She’s the third chicken we lose, which makes this a particularly difficult blog to write.
Should we stop having chickens until we have progressed with our project and can build a permanent chicken coop, giving up on letting chickens free-range?
Having chickens was one of the things Francois and I were the most excited about as we embarked on our tiny house and farm life, and we did our best to make sure our chickens were both safe and happy.
Francois built a gorgeous mobile chicken coop that has a fully fenced run (even the “floor” is wire fencing to make sure that no predator could dig into our chicken coop from below). While we move it around regularly, it is always within eyesight of the tiny house which is where we live and hence our base of operations.
When I get up in the morning, I let the chickens out. They then spend the day free ranging, usually within a reasonable radius of the tiny house – with occasional forays into the compost heap (on the edge of said radius) and the nearby forested area (just outside said radius).
Whenever we leave the property, we bring the chickens back in. Bonus, it involves a bell and chickens running after us (thank you, Pavlov!). We didn’t do that at first, but lost our first bird – legendary Dread Pirate Roberta – one afternoon while we were away. (Technically, we lost our second bird – Rakam the Red – the same way, when a friend was house-sitting and forgot to put the chickens back in the coop before he went out for the afternoon.)
That’s what makes this loss so particularly painful: we were home all day!
So, whatever is eating our chickens – and how crazy is it that we don’t even know what we’re up against? Fox, ferret, bird of prey, something else entirely? – is getting bolder, probably convinced that we are running a private buffet for him or her.
I know it’s part of the circle of life, that at least our chickens didn’t die in vain as they were food for another living creature (and maybe its family), and that having animals means losing animals – at some point in time and in one way or another.
What got me this time around was the unexpected feeling of guilt peppered with remorse. Did we really do everything we could to keep our chickens safe? Or was this avoidable?
It felt like a failure. A big, fat, inexcusable failure.
The next morning, after a few tears of anger and frustration followed by a good night’s sleep, those feelings have been channeled into determination.
I don’t know what the future holds, and whether we will set up a mobile fenced area for the chickens to free range in so we can keep an eye on them more easily, or whether I will set out to design something like a hamster ball but that allows chickens to free range safely.
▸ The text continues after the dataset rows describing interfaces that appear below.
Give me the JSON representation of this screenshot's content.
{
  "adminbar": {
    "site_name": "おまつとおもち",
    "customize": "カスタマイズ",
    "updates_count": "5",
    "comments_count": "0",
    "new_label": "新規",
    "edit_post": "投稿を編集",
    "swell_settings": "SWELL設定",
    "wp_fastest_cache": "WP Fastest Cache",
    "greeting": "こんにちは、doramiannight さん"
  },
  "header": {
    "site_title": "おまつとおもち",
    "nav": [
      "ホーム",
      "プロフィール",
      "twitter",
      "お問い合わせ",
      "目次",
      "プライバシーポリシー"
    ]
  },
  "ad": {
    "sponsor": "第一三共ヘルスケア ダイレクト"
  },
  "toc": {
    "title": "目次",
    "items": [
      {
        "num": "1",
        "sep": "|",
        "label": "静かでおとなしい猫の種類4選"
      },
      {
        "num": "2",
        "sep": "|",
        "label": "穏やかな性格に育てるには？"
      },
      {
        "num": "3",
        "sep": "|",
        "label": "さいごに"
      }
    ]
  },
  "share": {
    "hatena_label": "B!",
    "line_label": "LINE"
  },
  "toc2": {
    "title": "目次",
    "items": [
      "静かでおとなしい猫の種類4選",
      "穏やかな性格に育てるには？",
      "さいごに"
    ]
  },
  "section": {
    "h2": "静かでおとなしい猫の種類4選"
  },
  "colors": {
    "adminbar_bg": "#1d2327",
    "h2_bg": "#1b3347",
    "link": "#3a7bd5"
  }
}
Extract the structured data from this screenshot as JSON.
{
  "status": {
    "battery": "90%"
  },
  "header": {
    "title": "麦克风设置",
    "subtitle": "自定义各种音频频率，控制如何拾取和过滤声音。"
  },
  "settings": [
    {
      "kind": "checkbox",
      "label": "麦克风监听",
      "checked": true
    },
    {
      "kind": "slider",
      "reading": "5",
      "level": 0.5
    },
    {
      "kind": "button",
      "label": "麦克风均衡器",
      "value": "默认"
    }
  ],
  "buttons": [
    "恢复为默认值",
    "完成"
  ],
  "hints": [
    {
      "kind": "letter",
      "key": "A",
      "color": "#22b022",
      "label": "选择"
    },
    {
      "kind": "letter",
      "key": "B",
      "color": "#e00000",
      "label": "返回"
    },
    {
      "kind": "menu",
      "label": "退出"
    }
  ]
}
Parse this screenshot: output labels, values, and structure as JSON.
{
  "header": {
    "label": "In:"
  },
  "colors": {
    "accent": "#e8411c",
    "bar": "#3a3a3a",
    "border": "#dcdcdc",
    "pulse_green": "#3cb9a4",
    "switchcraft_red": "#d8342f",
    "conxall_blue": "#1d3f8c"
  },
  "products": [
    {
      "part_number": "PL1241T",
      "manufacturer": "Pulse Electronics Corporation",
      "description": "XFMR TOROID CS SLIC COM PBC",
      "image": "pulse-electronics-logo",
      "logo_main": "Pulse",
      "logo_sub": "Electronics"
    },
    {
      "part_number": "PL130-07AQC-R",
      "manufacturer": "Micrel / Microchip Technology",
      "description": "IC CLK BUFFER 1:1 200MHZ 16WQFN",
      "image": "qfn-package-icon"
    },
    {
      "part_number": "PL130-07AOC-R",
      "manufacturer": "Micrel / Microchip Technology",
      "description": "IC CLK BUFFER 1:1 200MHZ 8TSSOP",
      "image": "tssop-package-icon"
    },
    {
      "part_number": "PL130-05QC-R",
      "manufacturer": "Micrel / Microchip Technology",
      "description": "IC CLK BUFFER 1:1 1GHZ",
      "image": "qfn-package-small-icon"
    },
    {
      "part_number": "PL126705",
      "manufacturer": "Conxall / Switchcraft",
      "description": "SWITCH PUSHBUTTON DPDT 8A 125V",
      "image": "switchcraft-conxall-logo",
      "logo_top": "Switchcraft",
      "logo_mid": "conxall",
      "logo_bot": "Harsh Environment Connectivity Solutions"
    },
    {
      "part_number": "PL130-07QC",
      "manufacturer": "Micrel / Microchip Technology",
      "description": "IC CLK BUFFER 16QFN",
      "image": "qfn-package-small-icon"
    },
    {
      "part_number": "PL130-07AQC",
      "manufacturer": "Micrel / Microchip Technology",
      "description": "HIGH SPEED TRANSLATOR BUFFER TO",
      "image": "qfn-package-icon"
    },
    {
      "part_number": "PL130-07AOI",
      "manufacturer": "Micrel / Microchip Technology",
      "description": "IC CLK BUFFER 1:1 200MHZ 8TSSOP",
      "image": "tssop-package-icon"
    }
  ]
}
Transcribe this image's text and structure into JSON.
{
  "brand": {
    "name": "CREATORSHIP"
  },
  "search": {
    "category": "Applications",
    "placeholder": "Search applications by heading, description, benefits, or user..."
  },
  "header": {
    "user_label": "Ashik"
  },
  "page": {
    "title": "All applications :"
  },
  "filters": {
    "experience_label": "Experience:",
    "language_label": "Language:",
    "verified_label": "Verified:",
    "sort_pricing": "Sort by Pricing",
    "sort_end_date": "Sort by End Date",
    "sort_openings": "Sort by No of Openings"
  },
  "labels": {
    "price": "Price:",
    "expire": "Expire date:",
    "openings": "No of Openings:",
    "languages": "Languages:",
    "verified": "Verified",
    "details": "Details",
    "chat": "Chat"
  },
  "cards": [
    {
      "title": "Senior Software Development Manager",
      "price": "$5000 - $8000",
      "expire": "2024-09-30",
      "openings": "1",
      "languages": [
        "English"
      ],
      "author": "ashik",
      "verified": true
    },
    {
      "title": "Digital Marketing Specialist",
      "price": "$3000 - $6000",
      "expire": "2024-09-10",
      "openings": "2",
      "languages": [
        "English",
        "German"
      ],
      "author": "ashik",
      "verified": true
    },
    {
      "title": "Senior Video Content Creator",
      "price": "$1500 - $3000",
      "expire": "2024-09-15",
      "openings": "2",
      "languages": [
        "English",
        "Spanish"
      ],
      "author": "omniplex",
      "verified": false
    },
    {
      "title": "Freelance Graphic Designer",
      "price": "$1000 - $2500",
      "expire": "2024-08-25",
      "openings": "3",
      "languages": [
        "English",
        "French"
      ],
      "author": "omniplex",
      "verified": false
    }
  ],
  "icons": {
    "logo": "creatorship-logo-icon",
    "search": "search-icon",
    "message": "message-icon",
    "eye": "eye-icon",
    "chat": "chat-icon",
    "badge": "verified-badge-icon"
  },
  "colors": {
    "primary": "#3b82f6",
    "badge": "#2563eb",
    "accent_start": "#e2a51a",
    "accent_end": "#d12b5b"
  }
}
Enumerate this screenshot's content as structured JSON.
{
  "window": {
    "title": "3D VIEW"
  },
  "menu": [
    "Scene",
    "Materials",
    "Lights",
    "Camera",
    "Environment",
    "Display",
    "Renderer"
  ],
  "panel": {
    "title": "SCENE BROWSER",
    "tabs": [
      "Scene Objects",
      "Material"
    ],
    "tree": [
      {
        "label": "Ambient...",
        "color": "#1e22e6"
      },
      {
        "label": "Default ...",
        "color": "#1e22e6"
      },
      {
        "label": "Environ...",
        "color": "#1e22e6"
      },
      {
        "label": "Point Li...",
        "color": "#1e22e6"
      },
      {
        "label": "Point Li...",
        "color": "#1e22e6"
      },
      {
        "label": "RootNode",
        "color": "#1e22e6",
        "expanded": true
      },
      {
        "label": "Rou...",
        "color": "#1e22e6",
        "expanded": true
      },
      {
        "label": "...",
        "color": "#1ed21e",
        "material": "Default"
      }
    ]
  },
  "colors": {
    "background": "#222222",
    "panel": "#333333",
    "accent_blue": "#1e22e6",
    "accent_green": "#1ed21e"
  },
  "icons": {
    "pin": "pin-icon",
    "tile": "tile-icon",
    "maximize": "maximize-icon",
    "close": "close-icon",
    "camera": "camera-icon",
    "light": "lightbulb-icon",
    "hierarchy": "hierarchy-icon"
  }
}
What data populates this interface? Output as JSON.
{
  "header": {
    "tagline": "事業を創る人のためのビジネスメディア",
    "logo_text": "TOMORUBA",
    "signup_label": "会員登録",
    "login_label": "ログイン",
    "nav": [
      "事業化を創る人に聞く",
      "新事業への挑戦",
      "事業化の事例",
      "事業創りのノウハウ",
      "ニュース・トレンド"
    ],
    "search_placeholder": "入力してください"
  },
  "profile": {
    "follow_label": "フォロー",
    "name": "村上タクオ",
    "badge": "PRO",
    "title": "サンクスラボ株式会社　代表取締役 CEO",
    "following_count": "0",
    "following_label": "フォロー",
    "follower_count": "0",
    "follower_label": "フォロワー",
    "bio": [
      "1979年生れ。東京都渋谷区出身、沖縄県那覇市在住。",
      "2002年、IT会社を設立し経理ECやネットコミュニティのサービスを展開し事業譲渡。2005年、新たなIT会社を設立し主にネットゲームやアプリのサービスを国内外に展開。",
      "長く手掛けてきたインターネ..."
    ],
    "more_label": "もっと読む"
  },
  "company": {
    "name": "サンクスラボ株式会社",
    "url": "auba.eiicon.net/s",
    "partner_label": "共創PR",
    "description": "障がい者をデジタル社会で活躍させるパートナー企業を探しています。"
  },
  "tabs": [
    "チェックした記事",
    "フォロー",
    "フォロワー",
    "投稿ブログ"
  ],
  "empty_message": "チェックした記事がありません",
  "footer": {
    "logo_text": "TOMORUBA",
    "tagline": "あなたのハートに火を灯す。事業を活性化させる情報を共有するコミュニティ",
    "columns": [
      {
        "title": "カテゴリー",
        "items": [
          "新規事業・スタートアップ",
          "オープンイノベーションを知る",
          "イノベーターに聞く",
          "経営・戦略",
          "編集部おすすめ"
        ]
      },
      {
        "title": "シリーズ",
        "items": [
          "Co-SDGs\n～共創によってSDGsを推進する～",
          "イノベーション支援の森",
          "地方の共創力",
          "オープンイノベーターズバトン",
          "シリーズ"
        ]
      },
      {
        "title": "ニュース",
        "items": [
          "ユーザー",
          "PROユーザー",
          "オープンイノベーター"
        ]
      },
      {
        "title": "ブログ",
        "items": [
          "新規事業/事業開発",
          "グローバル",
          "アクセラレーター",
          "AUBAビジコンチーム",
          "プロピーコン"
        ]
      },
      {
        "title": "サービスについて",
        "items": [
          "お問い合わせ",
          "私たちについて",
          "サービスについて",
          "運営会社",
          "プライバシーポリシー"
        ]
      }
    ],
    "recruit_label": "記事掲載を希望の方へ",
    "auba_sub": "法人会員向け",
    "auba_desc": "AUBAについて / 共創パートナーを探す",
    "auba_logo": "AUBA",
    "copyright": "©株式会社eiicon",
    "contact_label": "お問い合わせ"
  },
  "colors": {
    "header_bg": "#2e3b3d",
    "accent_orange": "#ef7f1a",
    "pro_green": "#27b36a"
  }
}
All I know is that I am now just a little paranoid about keeping an eye on the single chicken we have left, Blackbeard. More importantly, I love having chickens – from the clucking to the fresh eggs we collect daily, and how well they fit into the landscape of this world we’re building for ourselves – so I am not ready to give up on them. Dear learning curve, I am on you.